Ay, but just as dragons live forever but not so little boys, it seems that Dora the Explorer must grow up, too. Or so say Mattel and Viacom, who've teamed to create new Dora set to debut next fall.
"As tweenage Dora, our heroine has moved to the big city, attends middle school and has a whole new fashionable look," the press release says.
Fashionable look? What's wrong with the old one? I like the scruffy little toughy with her ready-to-play shorts and sneakers, even if her shirt and shorts clash by most rational standards. I fear for Boots, too. Will a yippy rat dog riding in a purse replace the monkey and the back pack?
I have no problem with Barbie. She's pure fantasy play, and there's room for that in any child's life. Just because Big Guy plays with Batman doesn't mean his psyche is being shaped to regard himself as a failure if he can't scale buildings with a Bat-a-rang.
Plus Barbie clearly is an adult. The vampish Bratz give me pause because they force more-mature roles on a doll with child-like faces.
I could live with Bratz - especially since none lives in my house - by thinking, "at least there's Dora," a kid who acts like a kid.
Dora, who's rescued the prince and helped show my guys that girls can hold their own. Dora, who tromps through the forest without worrying about getting her pointy-toed shoes muddy. Dora, who represents to 3-year-old Boots (my kid, not the monkey but where do you think he came up with that?) the ideal of femininity. Dora, whose nemesis taught Big Guy how to play goalie. "You have to be like Swiper," his coach told him two seasons ago. "Swipe that ball!"
Dora, who has the top preschool show on commercial television, according to Viacom. But that's not enough.
“Girls really identify with Dora and we knew that girls would love to have their friend Dora grow up with them, and experience the new things that they were going through themselves," the press release continues. "The brand captures girls’ existing love of Dora and marries it with the fashion doll play and online experiences older girls enjoy.”

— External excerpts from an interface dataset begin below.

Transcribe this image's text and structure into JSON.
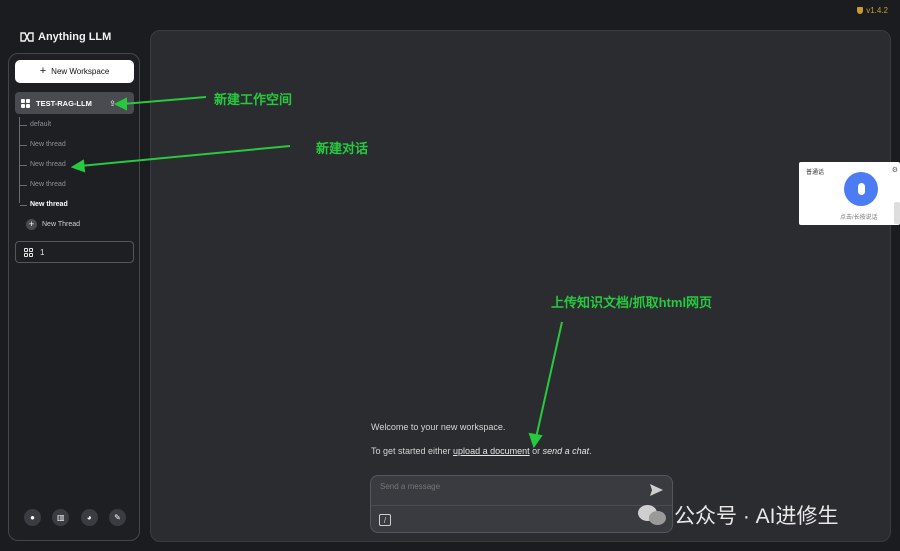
{
  "app": {
    "name": "Anything LLM",
    "version": "v1.4.2",
    "accent_color": "#c99a2e"
  },
  "sidebar": {
    "new_workspace_label": "New Workspace",
    "active_workspace": "TEST-RAG-LLM",
    "threads": [
      {
        "label": "default",
        "active": false
      },
      {
        "label": "New thread",
        "active": false
      },
      {
        "label": "New thread",
        "active": false
      },
      {
        "label": "New thread",
        "active": false
      },
      {
        "label": "New thread",
        "active": true
      }
    ],
    "new_thread_label": "New Thread",
    "other_workspace": "1",
    "footer_icons": [
      "github-icon",
      "book-icon",
      "discord-icon",
      "wrench-icon"
    ]
  },
  "main": {
    "welcome": "Welcome to your new workspace.",
    "get_started_prefix": "To get started either ",
    "upload_link": "upload a document",
    "or_text": " or ",
    "send_chat": "send a chat",
    "period": ".",
    "composer_placeholder": "Send a message"
  },
  "annotations": {
    "new_workspace": "新建工作空间",
    "new_dialog": "新建对话",
    "upload": "上传知识文档/抓取html网页",
    "color": "#27c93f"
  },
  "voice_widget": {
    "label": "普通话",
    "hint": "点击/长按说话"
  },
  "watermark": {
    "text": "公众号 · AI进修生"
  }
}
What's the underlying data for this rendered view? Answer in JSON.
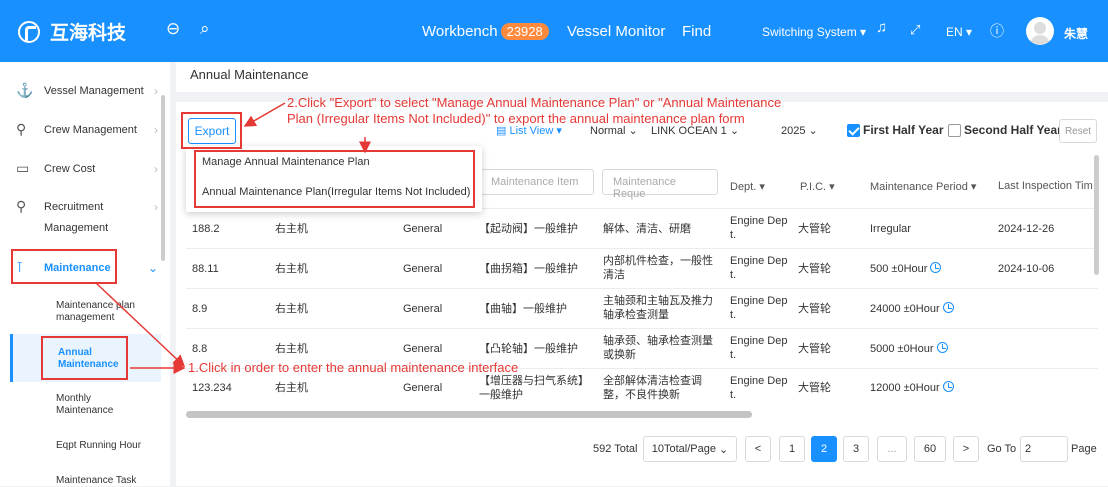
{
  "topbar": {
    "brand": "互海科技",
    "workbench": "Workbench",
    "workbench_count": "23928",
    "vessel_monitor": "Vessel Monitor",
    "find": "Find",
    "switching_system": "Switching System ▾",
    "lang": "EN ▾",
    "user": "朱慧"
  },
  "sidebar": {
    "items": [
      {
        "label": "Vessel Management"
      },
      {
        "label": "Crew Management"
      },
      {
        "label": "Crew Cost"
      },
      {
        "label": "Recruitment"
      },
      {
        "label2": "Management"
      },
      {
        "label": "Maintenance"
      }
    ],
    "sub": {
      "plan_mgmt_1": "Maintenance plan",
      "plan_mgmt_2": "management",
      "annual_1": "Annual",
      "annual_2": "Maintenance",
      "monthly_1": "Monthly",
      "monthly_2": "Maintenance",
      "eqpt": "Eqpt Running Hour",
      "task": "Maintenance Task"
    }
  },
  "page": {
    "title": "Annual Maintenance",
    "export": "Export",
    "list_view": "List View ▾",
    "normal": "Normal",
    "vessel": "LINK OCEAN 1",
    "year": "2025",
    "first_half": "First Half Year",
    "second_half": "Second Half Year",
    "reset": "Reset"
  },
  "dropdown": {
    "item1": "Manage Annual Maintenance Plan",
    "item2": "Annual Maintenance Plan(Irregular Items Not Included)"
  },
  "annotations": {
    "step2_line1": "2.Click \"Export\" to select \"Manage Annual Maintenance Plan\" or \"Annual Maintenance",
    "step2_line2": "Plan (Irregular Items Not Included)\" to export the annual maintenance plan form",
    "step1": "1.Click in order to enter the annual maintenance interface"
  },
  "table": {
    "filters": {
      "item": "Maintenance Item",
      "req": "Maintenance Reque"
    },
    "headers": {
      "dept": "Dept. ▾",
      "pic": "P.I.C. ▾",
      "period": "Maintenance Period ▾",
      "last": "Last Inspection Tim"
    },
    "rows": [
      {
        "code": "188.2",
        "equip": "右主机",
        "type": "General",
        "item": "【起动阀】一般维护",
        "req": "解体、清洁、研磨",
        "dept": "Engine Dep t.",
        "pic": "大管轮",
        "period": "Irregular",
        "last": "2024-12-26"
      },
      {
        "code": "88.11",
        "equip": "右主机",
        "type": "General",
        "item": "【曲拐箱】一般维护",
        "req": "内部机件检查，一般性清洁",
        "dept": "Engine Dep t.",
        "pic": "大管轮",
        "period": "500 ±0Hour",
        "last": "2024-10-06"
      },
      {
        "code": "8.9",
        "equip": "右主机",
        "type": "General",
        "item": "【曲轴】一般维护",
        "req": "主轴颈和主轴瓦及推力轴承检查测量",
        "dept": "Engine Dep t.",
        "pic": "大管轮",
        "period": "24000 ±0Hour",
        "last": ""
      },
      {
        "code": "8.8",
        "equip": "右主机",
        "type": "General",
        "item": "【凸轮轴】一般维护",
        "req": "轴承颈、轴承检查测量或换新",
        "dept": "Engine Dep t.",
        "pic": "大管轮",
        "period": "5000 ±0Hour",
        "last": ""
      },
      {
        "code": "123.234",
        "equip": "右主机",
        "type": "General",
        "item": "【增压器与扫气系统】一般维护",
        "req": "全部解体清洁检查调整，不良件换新",
        "dept": "Engine Dep t.",
        "pic": "大管轮",
        "period": "12000 ±0Hour",
        "last": ""
      }
    ]
  },
  "pagination": {
    "total": "592 Total",
    "per_page": "10Total/Page",
    "prev": "<",
    "p1": "1",
    "p2": "2",
    "p3": "3",
    "ellipsis": "...",
    "p60": "60",
    "next": ">",
    "goto": "Go To",
    "goto_value": "2",
    "page": "Page"
  }
}
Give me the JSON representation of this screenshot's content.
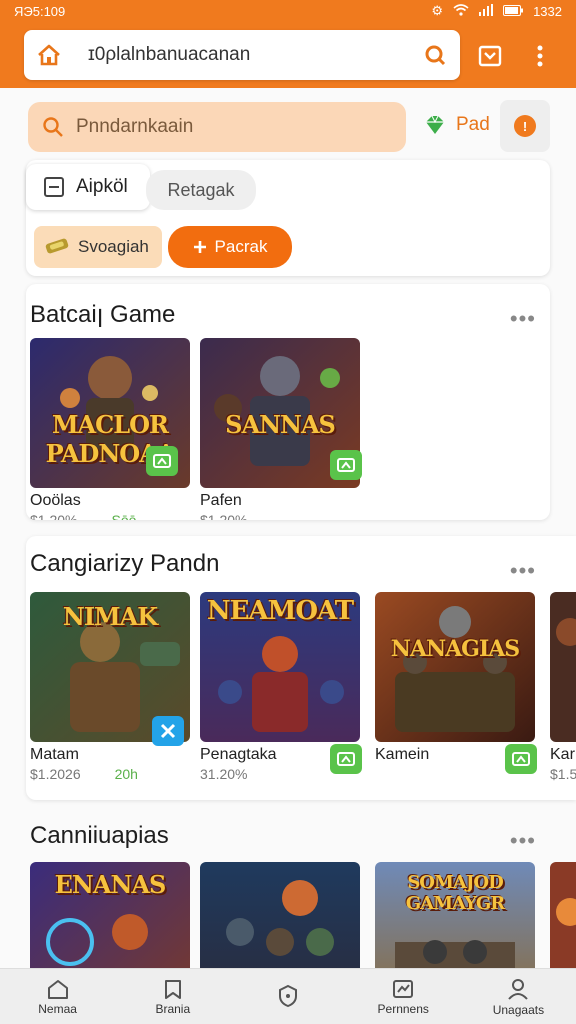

The brand turns a fun-loving kid into a tween cliche in order to sell more toys.
It's that transition that's troubling. Barbie is what she is and what she has been for 50 years, occasional foray into the world of work aside. Dora's different.
A blogger at shapingyouth.org articulated the objections much better than I can.
"To me, this message has the potential of being even more destructive than starting out on the consumptionist career path of fluff-n-stuff like Bratz. Why?
"Because it cues girls to an even WORSE message by conveying that girls can START out as unique, brave, active, indie spirits, but behaviorally, by the time they edge into tweenage years, they’d better march like lemmings into the beauty biz to embrace their inner fashionista."
Bloggers at Packaging Girlhood have started a petition against tween Dora, asking Viacom and Mattel to either drop the version or keep it faithful to Dora's childhood self.
I fear it's too late, because if the character is a fall release production likely is well under way. If it's not, this whole campaign is nothing more than a cynical marketing scheme designed by Mattel/Viacom to create buzz.
Too bad. Dora already had sufficient buzz, and for all the right reasons.
Playing with tween Dora or watching the new show will not create a generation of former fun-lovers who suddenly become obsessed with the size of their thighs at age 11. Society manages to do that now even without tween Dora.
But it's a shame that manufactures are pointing Dora's map down the path of trendy clothing and fashionable hairstyles.
Copyright 2009 Debra Legg. All rights reserved.